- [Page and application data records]
=======
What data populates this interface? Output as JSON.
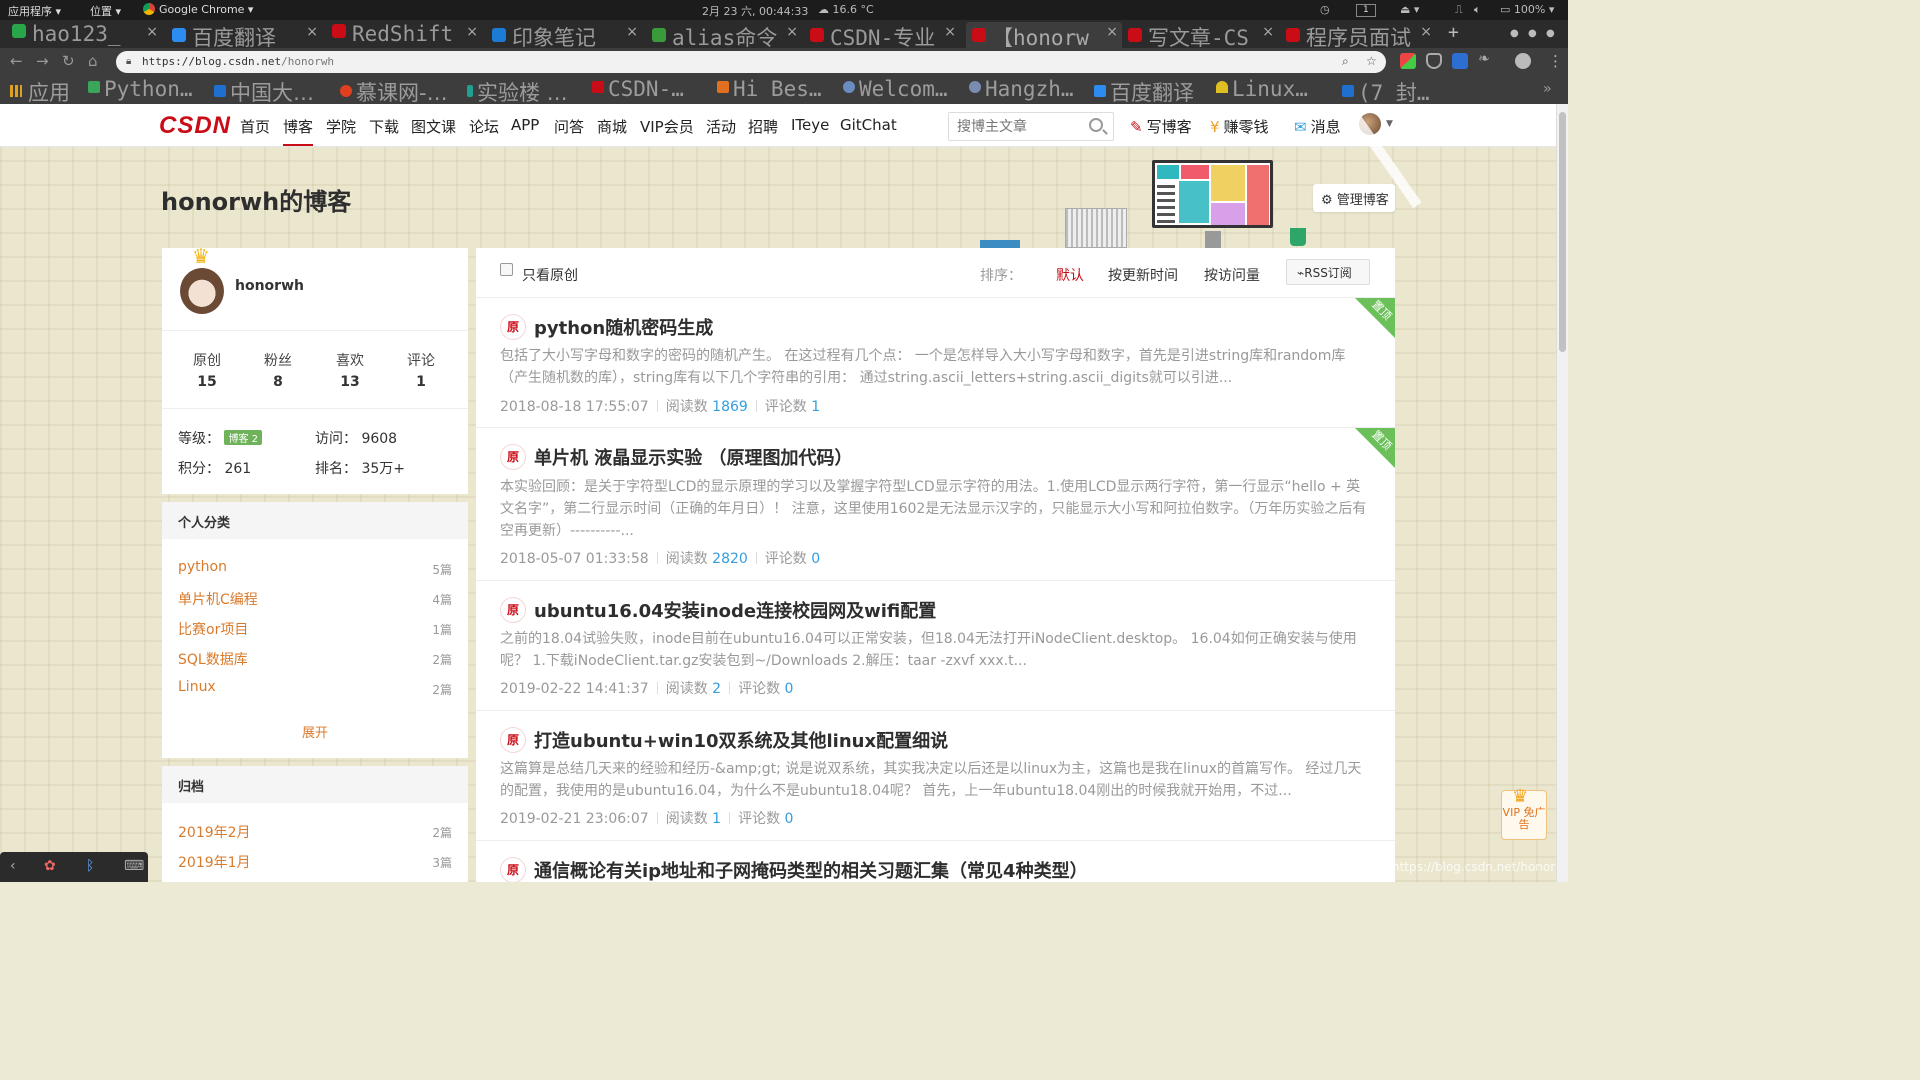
{
  "os_bar": {
    "apps_menu": "应用程序",
    "places_menu": "位置",
    "chrome_menu": "Google Chrome",
    "clock": "2月 23 六, 00:44:33",
    "temperature": "16.6 °C",
    "workspace": "1",
    "battery": "100%"
  },
  "tabs": [
    {
      "title": "hao123_",
      "color": "#2aa64a",
      "active": false
    },
    {
      "title": "百度翻译",
      "color": "#2d8cf0",
      "active": false
    },
    {
      "title": "RedShift",
      "color": "#ca0c16",
      "active": false
    },
    {
      "title": "印象笔记_",
      "color": "#1c7bd4",
      "active": false
    },
    {
      "title": "alias命令",
      "color": "#3a9b3a",
      "active": false
    },
    {
      "title": "CSDN-专业",
      "color": "#ca0c16",
      "active": false
    },
    {
      "title": "【honorw",
      "color": "#ca0c16",
      "active": true
    },
    {
      "title": "写文章-CS",
      "color": "#ca0c16",
      "active": false
    },
    {
      "title": "程序员面试",
      "color": "#ca0c16",
      "active": false
    }
  ],
  "new_tab_label": "+",
  "omnibox": {
    "host": "https://blog.csdn.net",
    "path": "/honorwh"
  },
  "bookmarks": [
    {
      "label": "应用",
      "color": "#e0a020"
    },
    {
      "label": "Python…",
      "color": "#3ba55c"
    },
    {
      "label": "中国大…",
      "color": "#1e6fd0"
    },
    {
      "label": "慕课网-…",
      "color": "#e04020"
    },
    {
      "label": "实验楼  …",
      "color": "#20a090"
    },
    {
      "label": "CSDN-…",
      "color": "#ca0c16"
    },
    {
      "label": "Hi Bes…",
      "color": "#e07020"
    },
    {
      "label": "Welcom…",
      "color": "#6a8cc0"
    },
    {
      "label": "Hangzh…",
      "color": "#7a8cb0"
    },
    {
      "label": "百度翻译",
      "color": "#2d8cf0"
    },
    {
      "label": "Linux…",
      "color": "#e0c020"
    },
    {
      "label": "(7  封…",
      "color": "#1e6fd0"
    }
  ],
  "bookmarks_overflow": "»",
  "csdn_nav": {
    "logo": "CSDN",
    "items": [
      "首页",
      "博客",
      "学院",
      "下载",
      "图文课",
      "论坛",
      "APP",
      "问答",
      "商城",
      "VIP会员",
      "活动",
      "招聘",
      "ITeye",
      "GitChat"
    ],
    "active_index": 1,
    "search_placeholder": "搜博主文章",
    "write_blog": "写博客",
    "earn_money": "赚零钱",
    "messages": "消息"
  },
  "banner": {
    "blog_title": "honorwh的博客",
    "manage_blog": "管理博客"
  },
  "profile": {
    "username": "honorwh",
    "stats": [
      {
        "label": "原创",
        "value": "15"
      },
      {
        "label": "粉丝",
        "value": "8"
      },
      {
        "label": "喜欢",
        "value": "13"
      },
      {
        "label": "评论",
        "value": "1"
      }
    ],
    "level_label": "等级：",
    "level_badge": "博客 2",
    "visits_label": "访问：",
    "visits": "9608",
    "points_label": "积分：",
    "points": "261",
    "rank_label": "排名：",
    "rank": "35万+"
  },
  "categories": {
    "heading": "个人分类",
    "items": [
      {
        "name": "python",
        "count": "5篇"
      },
      {
        "name": "单片机C编程",
        "count": "4篇"
      },
      {
        "name": "比赛or项目",
        "count": "1篇"
      },
      {
        "name": "SQL数据库",
        "count": "2篇"
      },
      {
        "name": "Linux",
        "count": "2篇"
      }
    ],
    "expand": "展开"
  },
  "archive": {
    "heading": "归档",
    "items": [
      {
        "name": "2019年2月",
        "count": "2篇"
      },
      {
        "name": "2019年1月",
        "count": "3篇"
      }
    ]
  },
  "filter": {
    "only_original": "只看原创",
    "sort_label": "排序：",
    "sort_options": [
      "默认",
      "按更新时间",
      "按访问量"
    ],
    "rss": "RSS订阅"
  },
  "articles": [
    {
      "badge": "原",
      "title": "python随机密码生成",
      "desc": "包括了大小写字母和数字的密码的随机产生。 在这过程有几个点： 一个是怎样导入大小写字母和数字，首先是引进string库和random库（产生随机数的库），string库有以下几个字符串的引用： 通过string.ascii_letters+string.ascii_digits就可以引进...",
      "date": "2018-08-18 17:55:07",
      "reads_label": "阅读数",
      "reads": "1869",
      "comments_label": "评论数",
      "comments": "1",
      "pinned": true,
      "pin_label": "置顶"
    },
    {
      "badge": "原",
      "title": "单片机 液晶显示实验 （原理图加代码）",
      "desc": "本实验回顾：是关于字符型LCD的显示原理的学习以及掌握字符型LCD显示字符的用法。1.使用LCD显示两行字符，第一行显示“hello + 英文名字”，第二行显示时间（正确的年月日）！ 注意，这里使用1602是无法显示汉字的，只能显示大小写和阿拉伯数字。（万年历实验之后有空再更新）----------...",
      "date": "2018-05-07 01:33:58",
      "reads_label": "阅读数",
      "reads": "2820",
      "comments_label": "评论数",
      "comments": "0",
      "pinned": true,
      "pin_label": "置顶"
    },
    {
      "badge": "原",
      "title": "ubuntu16.04安装inode连接校园网及wifi配置",
      "desc": "之前的18.04试验失败，inode目前在ubuntu16.04可以正常安装，但18.04无法打开iNodeClient.desktop。 16.04如何正确安装与使用呢？ 1.下载iNodeClient.tar.gz安装包到~/Downloads 2.解压：taar -zxvf xxx.t...",
      "date": "2019-02-22 14:41:37",
      "reads_label": "阅读数",
      "reads": "2",
      "comments_label": "评论数",
      "comments": "0",
      "pinned": false,
      "pin_label": ""
    },
    {
      "badge": "原",
      "title": "打造ubuntu+win10双系统及其他linux配置细说",
      "desc": "这篇算是总结几天来的经验和经历-&amp;gt; 说是说双系统，其实我决定以后还是以linux为主，这篇也是我在linux的首篇写作。 经过几天的配置，我使用的是ubuntu16.04，为什么不是ubuntu18.04呢？ 首先，上一年ubuntu18.04刚出的时候我就开始用，不过...",
      "date": "2019-02-21 23:06:07",
      "reads_label": "阅读数",
      "reads": "1",
      "comments_label": "评论数",
      "comments": "0",
      "pinned": false,
      "pin_label": ""
    },
    {
      "badge": "原",
      "title": "通信概论有关ip地址和子网掩码类型的相关习题汇集（常见4种类型）",
      "desc": "",
      "date": "",
      "reads_label": "",
      "reads": "",
      "comments_label": "",
      "comments": "",
      "pinned": false,
      "pin_label": ""
    }
  ],
  "vip_badge": "VIP 免广告",
  "watermark": "https://blog.csdn.net/honorwh",
  "colors": {
    "brand": "#ca0c16",
    "link_number": "#349edf",
    "category": "#d97b2c",
    "pin": "#6cc05a"
  }
}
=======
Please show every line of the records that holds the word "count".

- [RESPONSE BELOW]
        "count": "5篇"
        "count": "4篇"
        "count": "1篇"
        "count": "2篇"
        "count": "2篇"
        "count": "2篇"
        "count": "3篇"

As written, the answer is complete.